━━━━━ GIVEN RECORDS ━━━━━

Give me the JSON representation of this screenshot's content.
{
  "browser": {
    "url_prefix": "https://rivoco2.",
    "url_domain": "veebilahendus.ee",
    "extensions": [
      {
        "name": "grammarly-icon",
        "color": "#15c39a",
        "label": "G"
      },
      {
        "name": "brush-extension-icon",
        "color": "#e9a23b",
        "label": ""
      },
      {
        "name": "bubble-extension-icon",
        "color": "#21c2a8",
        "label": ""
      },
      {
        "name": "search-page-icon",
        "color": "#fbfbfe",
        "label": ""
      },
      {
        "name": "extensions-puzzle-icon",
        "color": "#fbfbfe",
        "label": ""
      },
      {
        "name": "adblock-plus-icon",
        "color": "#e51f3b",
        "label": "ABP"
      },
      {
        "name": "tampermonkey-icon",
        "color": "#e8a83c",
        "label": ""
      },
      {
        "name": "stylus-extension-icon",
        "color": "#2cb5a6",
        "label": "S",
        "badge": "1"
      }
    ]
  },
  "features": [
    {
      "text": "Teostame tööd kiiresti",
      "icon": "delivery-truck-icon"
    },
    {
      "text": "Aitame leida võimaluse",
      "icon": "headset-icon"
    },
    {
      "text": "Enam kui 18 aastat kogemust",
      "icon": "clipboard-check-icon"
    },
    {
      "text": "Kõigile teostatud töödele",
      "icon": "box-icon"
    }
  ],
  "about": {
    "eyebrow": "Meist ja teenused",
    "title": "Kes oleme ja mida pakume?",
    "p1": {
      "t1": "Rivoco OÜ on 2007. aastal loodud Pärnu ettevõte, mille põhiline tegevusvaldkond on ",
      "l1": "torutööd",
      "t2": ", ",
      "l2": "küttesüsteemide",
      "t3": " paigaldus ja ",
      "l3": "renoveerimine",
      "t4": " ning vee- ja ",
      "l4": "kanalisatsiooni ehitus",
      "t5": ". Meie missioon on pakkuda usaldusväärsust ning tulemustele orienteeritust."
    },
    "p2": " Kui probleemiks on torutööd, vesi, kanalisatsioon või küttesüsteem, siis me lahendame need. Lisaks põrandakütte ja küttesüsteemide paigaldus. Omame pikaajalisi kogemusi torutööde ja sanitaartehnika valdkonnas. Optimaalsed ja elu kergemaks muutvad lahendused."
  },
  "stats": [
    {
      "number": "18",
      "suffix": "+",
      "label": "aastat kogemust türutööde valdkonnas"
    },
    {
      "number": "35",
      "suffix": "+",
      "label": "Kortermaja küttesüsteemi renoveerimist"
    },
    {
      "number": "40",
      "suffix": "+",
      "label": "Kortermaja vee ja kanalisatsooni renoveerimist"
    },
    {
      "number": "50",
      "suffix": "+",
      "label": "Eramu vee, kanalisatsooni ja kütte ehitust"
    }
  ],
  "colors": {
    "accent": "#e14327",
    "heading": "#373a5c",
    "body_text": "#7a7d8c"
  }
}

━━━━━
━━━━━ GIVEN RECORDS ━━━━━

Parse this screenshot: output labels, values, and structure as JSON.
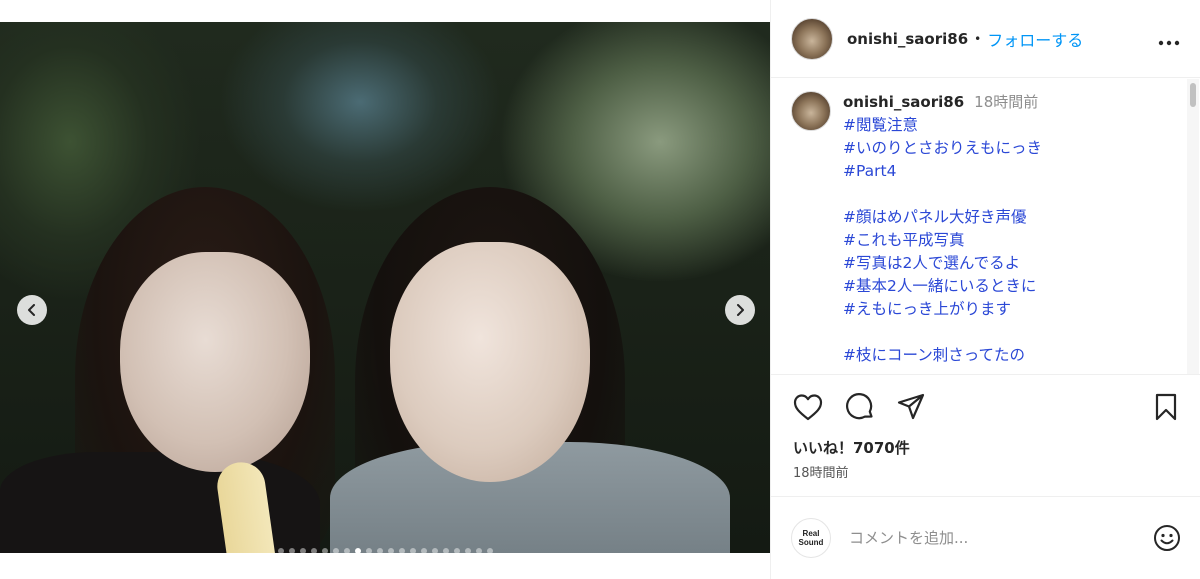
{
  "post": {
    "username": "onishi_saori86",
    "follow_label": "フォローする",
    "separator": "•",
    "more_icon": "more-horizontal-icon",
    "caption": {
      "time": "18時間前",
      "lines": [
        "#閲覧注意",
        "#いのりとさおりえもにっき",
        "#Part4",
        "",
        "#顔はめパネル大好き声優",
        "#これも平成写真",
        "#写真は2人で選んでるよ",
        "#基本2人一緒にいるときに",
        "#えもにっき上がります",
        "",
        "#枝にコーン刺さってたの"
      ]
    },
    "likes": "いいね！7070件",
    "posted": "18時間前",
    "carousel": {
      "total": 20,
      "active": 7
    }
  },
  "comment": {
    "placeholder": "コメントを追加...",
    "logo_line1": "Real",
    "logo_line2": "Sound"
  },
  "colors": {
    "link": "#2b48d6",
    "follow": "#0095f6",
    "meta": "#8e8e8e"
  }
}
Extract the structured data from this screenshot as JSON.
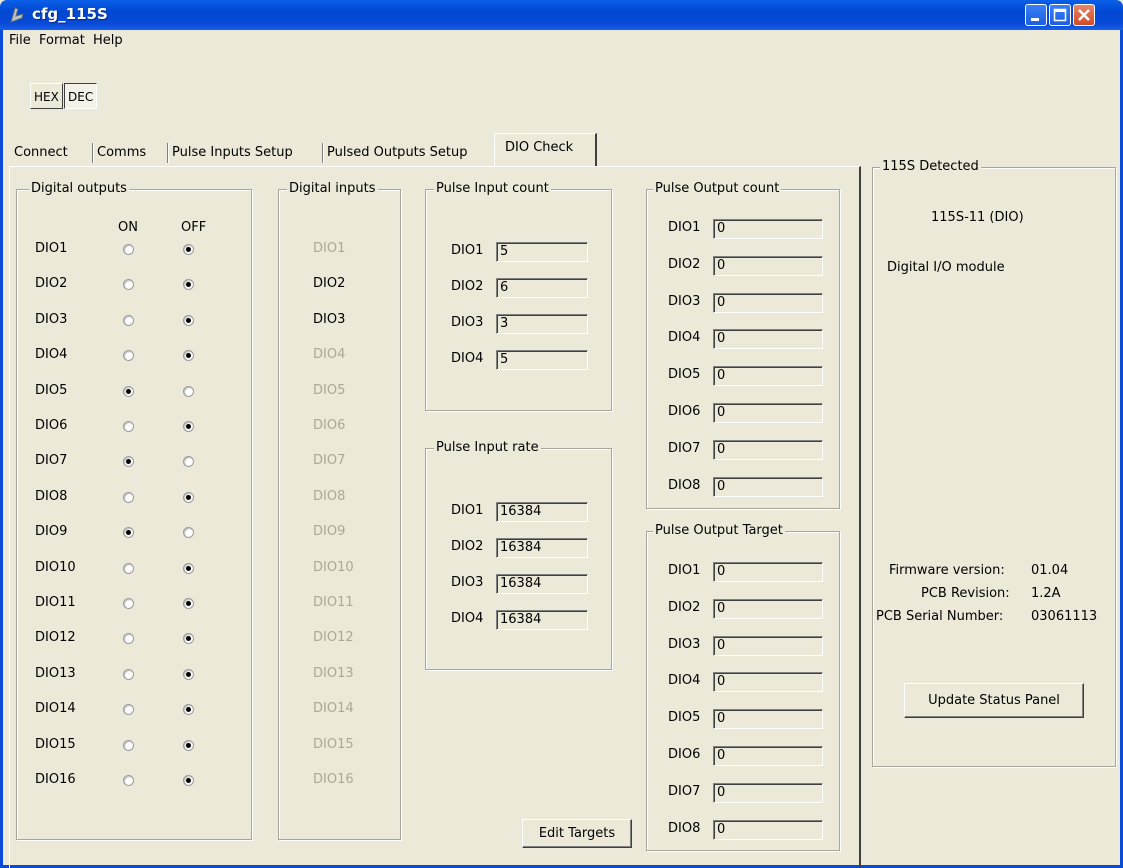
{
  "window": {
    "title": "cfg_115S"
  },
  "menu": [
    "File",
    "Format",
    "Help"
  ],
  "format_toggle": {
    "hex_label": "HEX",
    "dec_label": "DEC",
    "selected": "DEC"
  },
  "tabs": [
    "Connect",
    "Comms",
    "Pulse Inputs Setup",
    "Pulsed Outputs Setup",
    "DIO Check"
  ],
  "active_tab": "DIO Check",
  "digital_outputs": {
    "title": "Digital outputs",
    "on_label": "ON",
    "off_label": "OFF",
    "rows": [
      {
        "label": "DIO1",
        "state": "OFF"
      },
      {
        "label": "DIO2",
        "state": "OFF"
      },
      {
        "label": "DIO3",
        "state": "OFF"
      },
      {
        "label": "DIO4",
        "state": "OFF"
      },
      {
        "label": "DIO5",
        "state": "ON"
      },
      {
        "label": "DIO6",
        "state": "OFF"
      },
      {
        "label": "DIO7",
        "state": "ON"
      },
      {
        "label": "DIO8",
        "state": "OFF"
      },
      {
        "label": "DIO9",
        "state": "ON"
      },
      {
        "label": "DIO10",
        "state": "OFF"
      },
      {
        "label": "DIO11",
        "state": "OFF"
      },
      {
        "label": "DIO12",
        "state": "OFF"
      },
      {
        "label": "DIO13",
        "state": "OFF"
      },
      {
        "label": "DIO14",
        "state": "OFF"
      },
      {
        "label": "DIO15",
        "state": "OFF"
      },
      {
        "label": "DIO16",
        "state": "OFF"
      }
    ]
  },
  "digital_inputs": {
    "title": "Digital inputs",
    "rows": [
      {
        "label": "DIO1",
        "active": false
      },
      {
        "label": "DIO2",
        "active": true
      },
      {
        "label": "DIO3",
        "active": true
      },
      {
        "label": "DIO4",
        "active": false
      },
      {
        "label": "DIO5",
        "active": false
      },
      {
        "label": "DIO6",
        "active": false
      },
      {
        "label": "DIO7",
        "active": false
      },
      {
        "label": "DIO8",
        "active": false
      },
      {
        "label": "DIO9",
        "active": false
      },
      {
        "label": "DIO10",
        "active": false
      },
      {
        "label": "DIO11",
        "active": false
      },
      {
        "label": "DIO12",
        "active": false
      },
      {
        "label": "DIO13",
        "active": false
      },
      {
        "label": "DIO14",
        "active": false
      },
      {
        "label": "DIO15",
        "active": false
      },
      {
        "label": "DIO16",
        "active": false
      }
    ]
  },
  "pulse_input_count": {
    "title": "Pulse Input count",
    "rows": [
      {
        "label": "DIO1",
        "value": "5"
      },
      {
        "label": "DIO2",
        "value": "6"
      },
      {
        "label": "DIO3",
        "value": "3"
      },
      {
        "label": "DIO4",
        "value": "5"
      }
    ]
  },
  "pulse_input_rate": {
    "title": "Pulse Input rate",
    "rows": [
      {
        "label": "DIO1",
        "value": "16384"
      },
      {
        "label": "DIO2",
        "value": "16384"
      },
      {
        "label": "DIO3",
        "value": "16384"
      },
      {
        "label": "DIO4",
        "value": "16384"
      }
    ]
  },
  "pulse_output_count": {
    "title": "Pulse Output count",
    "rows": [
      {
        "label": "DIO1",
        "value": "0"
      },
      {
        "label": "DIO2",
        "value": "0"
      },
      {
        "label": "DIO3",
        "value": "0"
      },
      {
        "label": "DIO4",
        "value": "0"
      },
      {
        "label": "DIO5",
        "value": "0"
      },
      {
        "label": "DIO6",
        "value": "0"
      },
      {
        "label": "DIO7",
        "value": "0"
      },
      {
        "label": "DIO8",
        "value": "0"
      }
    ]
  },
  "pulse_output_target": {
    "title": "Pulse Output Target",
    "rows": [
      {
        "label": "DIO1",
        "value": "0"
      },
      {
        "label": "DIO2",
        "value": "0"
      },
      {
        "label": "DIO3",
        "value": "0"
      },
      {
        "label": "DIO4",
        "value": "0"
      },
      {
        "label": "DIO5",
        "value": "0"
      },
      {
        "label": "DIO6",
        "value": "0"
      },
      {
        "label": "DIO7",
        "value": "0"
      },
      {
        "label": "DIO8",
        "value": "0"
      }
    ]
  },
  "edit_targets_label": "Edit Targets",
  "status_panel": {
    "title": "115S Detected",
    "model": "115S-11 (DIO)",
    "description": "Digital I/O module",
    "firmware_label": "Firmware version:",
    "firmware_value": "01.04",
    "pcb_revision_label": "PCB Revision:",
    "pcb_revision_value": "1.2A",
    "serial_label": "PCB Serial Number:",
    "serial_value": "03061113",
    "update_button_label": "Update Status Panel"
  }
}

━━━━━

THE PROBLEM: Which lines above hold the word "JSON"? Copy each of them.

WRITTEN REPLY:
Give me the JSON representation of this screenshot's content.
Parse this screenshot: output labels, values, and structure as JSON.
Extract the structured data from this screenshot as JSON.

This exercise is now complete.